It is believed the animal originated in the grasslands and deserts of the American southwest feeding on a variety of rodents. They have successfully dispersed across the country and can now be found in almost any habitat in the continental United States – including barrier islands. Though they owe much of their success to their ability to adapt to different foods and habitats, they also owe some of their success to humans. We have reduced their primary predators – bears, wolves, and mountain lions – to a level where they could move around more safely. There have been efforts to restore these predator populations in some localized areas of the U.S., but those are localized, and the process has been slow. All the while the coyote has enjoyed a more predator free world.
They are also opportunistic feeders. Though the bulk of their diet are small rodents, they are known to eat small birds, reptiles, amphibians, rabbits, squirrels, and even fruit. Out west, working in teams, they can take down larger prey – such as deer, and can do so here in the east as well. But their large prey targets are usually smaller members of the herd, sick, or old ones. They have also learned to feed on road kills of these animals.
Then there are humans. We provide an abundance of garbage which they have learned to scavenge through. Pet food left outside, gardens with produce, small livestock, and even pet cats and small dogs have been added to their menu. We have made their world much better.
With their numbers increasing in human populated areas, like Santa Rosa Island, people are becoming a bit nervous around them. The image of the toothed predator howling at the harvest moon on Halloween night in a pack with others makes us a bit uneasy. So, how dangerous are they?
Coyotes are intelligent animals, and though they have learned to live and hunt within our neighborhoods, they are still afraid of us – they consider us trouble. On a recent trip to Colorado I was hiking down a trail and saw what appeared to be two sets of pointed ears in the grass. My guess was coyote but was not sure – so I began to walk towards them. Three coyotes immediately got up and moved off across the next ridge. They wanted nothing to do with me. And that is how it should be.

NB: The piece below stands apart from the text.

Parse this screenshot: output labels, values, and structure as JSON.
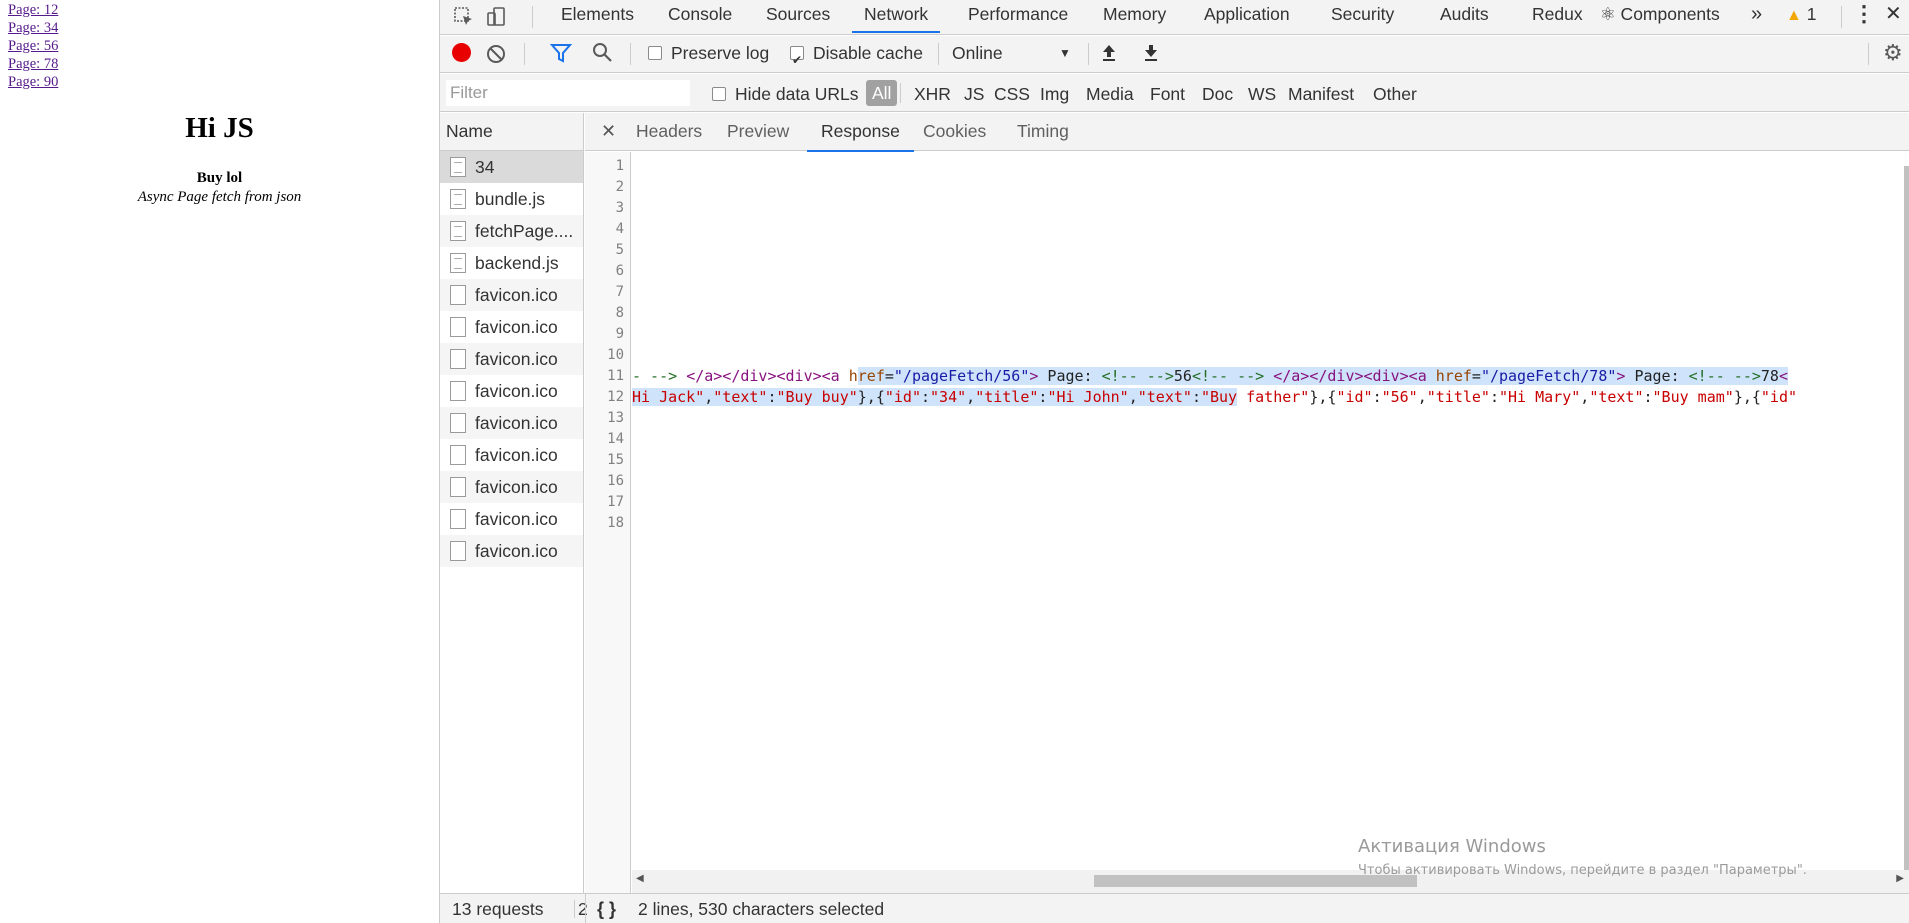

Those on barrier islands, like Santa Rosa, are no different. They are more active at dawn and dusk (crepuscular) and spend their days and late nights in a den somewhere. Occasionally people will see them in the middle of the day, or hear a yelp or howl around 2:00 AM, but it is more of a sunrise and sunset deal for them. They can remain motionless and undetected when people are around and will often run if we get too close. Many are not sure whether they are seeing a coyote or a German shepherd when they see one, both being about the same size. Coyotes tend to run with their tails down, unlike dogs and wolves who prefer to run with their tails up.
All of this said, there have been attacks on people – mostly out west and in southern California in particular. In most cases, the animals have either intentionally or unintentionally been fed by people. When this happens, they lose their fear of us and return for another easy meal. They are wild animals and being cornered by people or dogs (intentionally or unintentionally) can lead to defensive behaviors that could include attacks. To avoid this, we should not approach any coyote. Keep your trash secured and in cans that would be difficult for coyotes to access. Bring your pet food in at night and do not let pet cats and small dogs out in the evenings without supervision.
Bad encounters with these howling animals are rare, and with a little education and behavior changes on our part, should remain so.